One of Dickens’ favorite dishes was baked apples. Among other things he swore by their ability to prevent seasickness. He became a baked apple convert while sailing to Boston in 1867. They were served at every meal during the Atlantic crossing, and he always helped himself to plenty. “I am confident that they did wonders, not only at the time, but in stopping the imaginary pitching and rolling after the voyage is over,” he wrote to his sister-in-law, Georgina Hogarth.
Here’s the stalwart Victorian Isabella Beeton’s recipe for baked apples in a suet crust that is both simple and delightful, along with her usual inimitable comments.
BAKED APPLE DUMPLINGS (a Plain Family Dish).
- INGREDIENTS.—6 apples, 3/4 lb.. of suet-crust No. 1215, sugar to taste.
Mode.—Pare and take out the cores of the apples without dividing them, and make 1/2 lb. of suet-crust by recipe No. 1215; roll the apples in the crust, previously sweetening them with moist sugar, and taking care to join the paste nicely.

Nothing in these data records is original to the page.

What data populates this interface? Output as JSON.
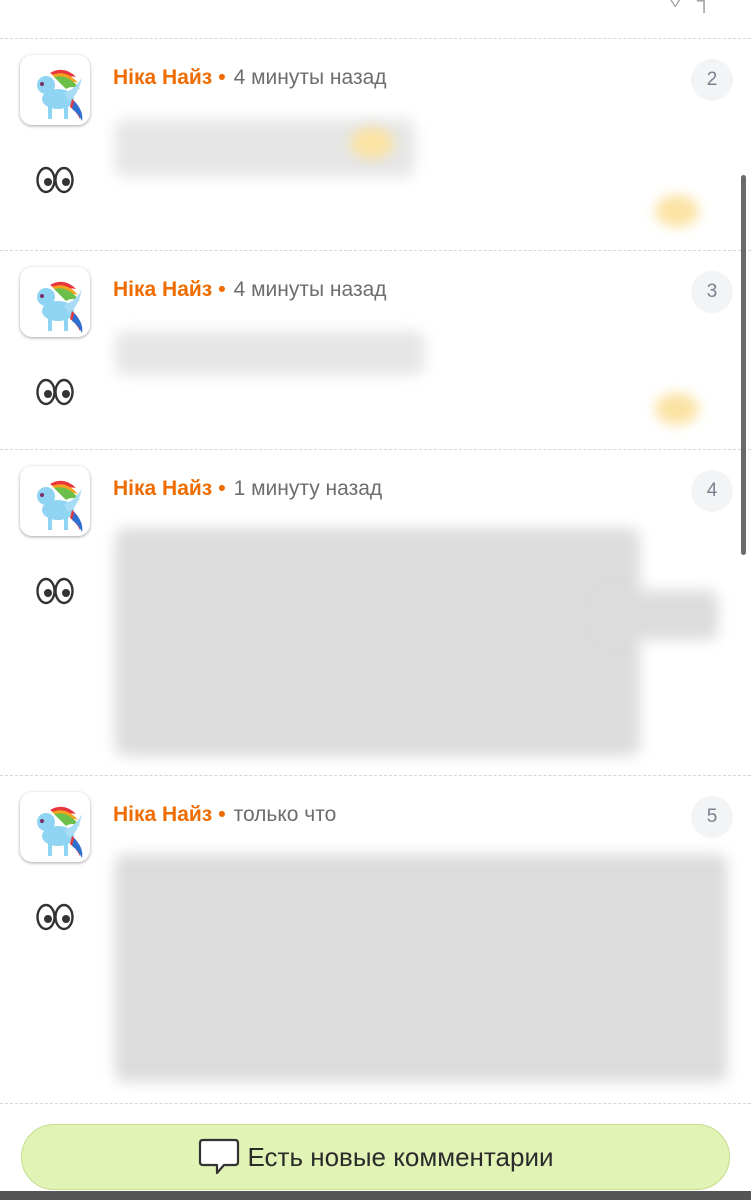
{
  "comments": [
    {
      "author": "Ніка Найз",
      "separator": "•",
      "time": "4 минуты назад",
      "number": "2"
    },
    {
      "author": "Ніка Найз",
      "separator": "•",
      "time": "4 минуты назад",
      "number": "3"
    },
    {
      "author": "Ніка Найз",
      "separator": "•",
      "time": "1 минуту назад",
      "number": "4"
    },
    {
      "author": "Ніка Найз",
      "separator": "•",
      "time": "только что",
      "number": "5"
    }
  ],
  "new_comments_button": {
    "label": "Есть новые комментарии",
    "icon": "speech-bubble-icon"
  },
  "icons": {
    "avatar": "pony-avatar-icon",
    "reaction": "eyes-icon"
  },
  "colors": {
    "author": "#ef6c00",
    "button_bg": "#e2f3b6",
    "badge_bg": "#f3f4f6"
  }
}
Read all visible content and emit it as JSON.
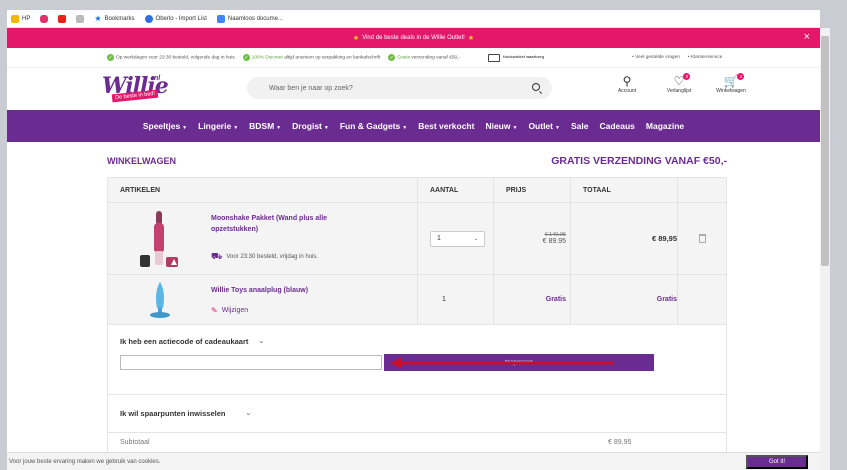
{
  "bookmarks": [
    {
      "label": "HP",
      "color": "#f4b400"
    },
    {
      "label": "",
      "color": "#e1306c"
    },
    {
      "label": "",
      "color": "#e62117"
    },
    {
      "label": "",
      "color": "#999999"
    },
    {
      "label": "Bookmarks",
      "color": "#1a73e8"
    },
    {
      "label": "Oberlo - Import List",
      "color": "#2f6fdf"
    },
    {
      "label": "Naamloos docume...",
      "color": "#4285f4"
    }
  ],
  "promo": {
    "text": "Vind de beste deals in de Willie Outlet!",
    "close": "×"
  },
  "usp": {
    "item1": "Op werkdagen voor 23:30 besteld, volgende dag in huis",
    "item2_green": "100% Discreet",
    "item2": "altijd anoniem op verpakking en bankafschrift",
    "item3_green": "Gratis",
    "item3": "verzending vanaf €50,-",
    "thuiswinkel": "thuiswinkel waarborg",
    "right1": "Veel gestelde vragen",
    "right2": "Klantenservice"
  },
  "header": {
    "logo_word": "Willie",
    "logo_suffix": "nl",
    "logo_tag": "De beste in bed!",
    "search_placeholder": "Waar ben je naar op zoek?",
    "account": "Account",
    "wishlist": "Verlanglijst",
    "wishlist_count": "0",
    "cart": "Winkelwagen",
    "cart_count": "2"
  },
  "nav": [
    "Speeltjes",
    "Lingerie",
    "BDSM",
    "Drogist",
    "Fun & Gadgets",
    "Best verkocht",
    "Nieuw",
    "Outlet",
    "Sale",
    "Cadeaus",
    "Magazine"
  ],
  "nav_dropdown": [
    true,
    true,
    true,
    true,
    true,
    false,
    true,
    true,
    false,
    false,
    false
  ],
  "page": {
    "title": "WINKELWAGEN",
    "shipping": "GRATIS VERZENDING VANAF €50,-"
  },
  "cart": {
    "columns": [
      "ARTIKELEN",
      "AANTAL",
      "PRIJS",
      "TOTAAL"
    ],
    "items": [
      {
        "name": "Moonshake Pakket (Wand plus alle opzetstukken)",
        "delivery": "Voor 23:30 besteld, vrijdag in huis.",
        "qty": "1",
        "old_price": "€ 149.95",
        "price": "€ 89.95",
        "total": "€ 89,95"
      },
      {
        "name": "Willie Toys anaalplug (blauw)",
        "edit": "Wijzigen",
        "qty": "1",
        "price": "Gratis",
        "total": "Gratis"
      }
    ]
  },
  "coupon": {
    "label": "Ik heb een actiecode of cadeaukaart",
    "button": "toepassen"
  },
  "points": {
    "label": "Ik wil spaarpunten inwisselen"
  },
  "subtotal": {
    "label": "Subtotaal",
    "value": "€ 89,95"
  },
  "cookie": {
    "text": "Voor jouw beste ervaring maken we gebruik van cookies.",
    "button": "Got it!"
  },
  "colors": {
    "brand_purple": "#6b2c91",
    "brand_pink": "#e5176a",
    "annotation_arrow": "#c8102e"
  }
}
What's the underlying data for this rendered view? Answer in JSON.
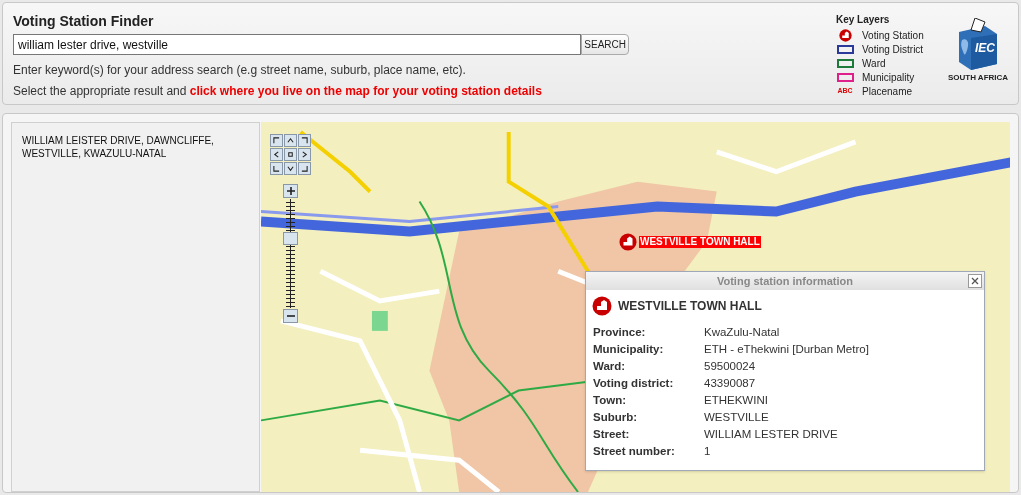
{
  "header": {
    "title": "Voting Station Finder",
    "search": {
      "value": "william lester drive, westville",
      "button": "SEARCH"
    },
    "hint": "Enter keyword(s) for your address search (e.g street name, suburb, place name, etc).",
    "instruction": "Select the appropriate result and **click where you live on the map for your voting station details**"
  },
  "key_layers": {
    "title": "Key Layers",
    "items": [
      {
        "kind": "station",
        "label": "Voting Station"
      },
      {
        "kind": "box",
        "color": "#2b3a9a",
        "label": "Voting District"
      },
      {
        "kind": "box",
        "color": "#1e7a3a",
        "label": "Ward"
      },
      {
        "kind": "box",
        "color": "#e0208a",
        "label": "Municipality"
      },
      {
        "kind": "text",
        "symbol": "ABC",
        "label": "Placename"
      }
    ]
  },
  "logo": {
    "text": "IEC",
    "caption": "SOUTH AFRICA"
  },
  "results": [
    {
      "text": "WILLIAM LEISTER DRIVE, DAWNCLIFFE, WESTVILLE, KWAZULU-NATAL",
      "selected": false
    }
  ],
  "map": {
    "zoom": {
      "level": 0.66
    },
    "marker": {
      "label": "WESTVILLE TOWN HALL"
    },
    "popup": {
      "title": "Voting station information",
      "station": "WESTVILLE TOWN HALL",
      "fields": [
        {
          "label": "Province:",
          "value": "KwaZulu-Natal"
        },
        {
          "label": "Municipality:",
          "value": "ETH - eThekwini [Durban Metro]"
        },
        {
          "label": "Ward:",
          "value": "59500024"
        },
        {
          "label": "Voting district:",
          "value": "43390087"
        },
        {
          "label": "Town:",
          "value": "ETHEKWINI"
        },
        {
          "label": "Suburb:",
          "value": "WESTVILLE"
        },
        {
          "label": "Street:",
          "value": "WILLIAM LESTER DRIVE"
        },
        {
          "label": "Street number:",
          "value": "1"
        }
      ]
    }
  }
}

When they are formed into round balls, put them on a tin, and bake them for about 1/2 hour, or longer should the apples be very large; arrange them pyramidically on a dish, and sift over them some pounded white sugar. These may be made richer by using one of the puff-pastes instead of suet.
Time.—From 1/2 to 3/4 hour, or longer. Average cost, 1-1/2d. each.
Sufficient for 4 persons.
Seasonable from August to March, but flavourless after the end of January.
USES OF THE APPLE.—It is well known that this fruit forms a very important article of food, in the form of pies and puddings, and furnishes several delicacies, such as sauces, marmalades, and jellies, and is much esteemed as a dessert fruit. When flattened in the form of round cakes, and baked in ovens, they are called beefings; and large quantities are annually dried in the sun in America, as well as in Normandy, and stored for use during winter, when they may be stewed or made into pies. In a roasted state they are remarkably wholesome, and, it is said, strengthening to a weak stomach. In putrid and malignant fevers, when used with the juice of lemons and currants, they are considered highly efficacious.
SUET CRUST, for Pies or Puddings.
- INGREDIENTS.—To every lb. of flour allow 5 or 6 oz. of beef suet, 1/2 pint of water.
Mode.—Free the suet from skin and shreds; chop it extremely fine, and rub it well into the flour; work the whole to a smooth paste with the above proportion of water; roll it out, and it is ready for use. This crust is quite rich enough for ordinary purposes, but when a better one is desired, use from 1/2 to 3/4 lb. of suet to every lb. of flour. Some cooks, for rich crusts, pound the suet in a mortar, with a small quantity of butter. It should then be laid on the paste in small pieces, the same as for puff-crust, and will be found exceedingly nice for hot tarts. 5 oz. of suet to every lb. of flour will make a very good crust; and even 1/4 lb. will answer very well for children, or where the crust is wanted very plain.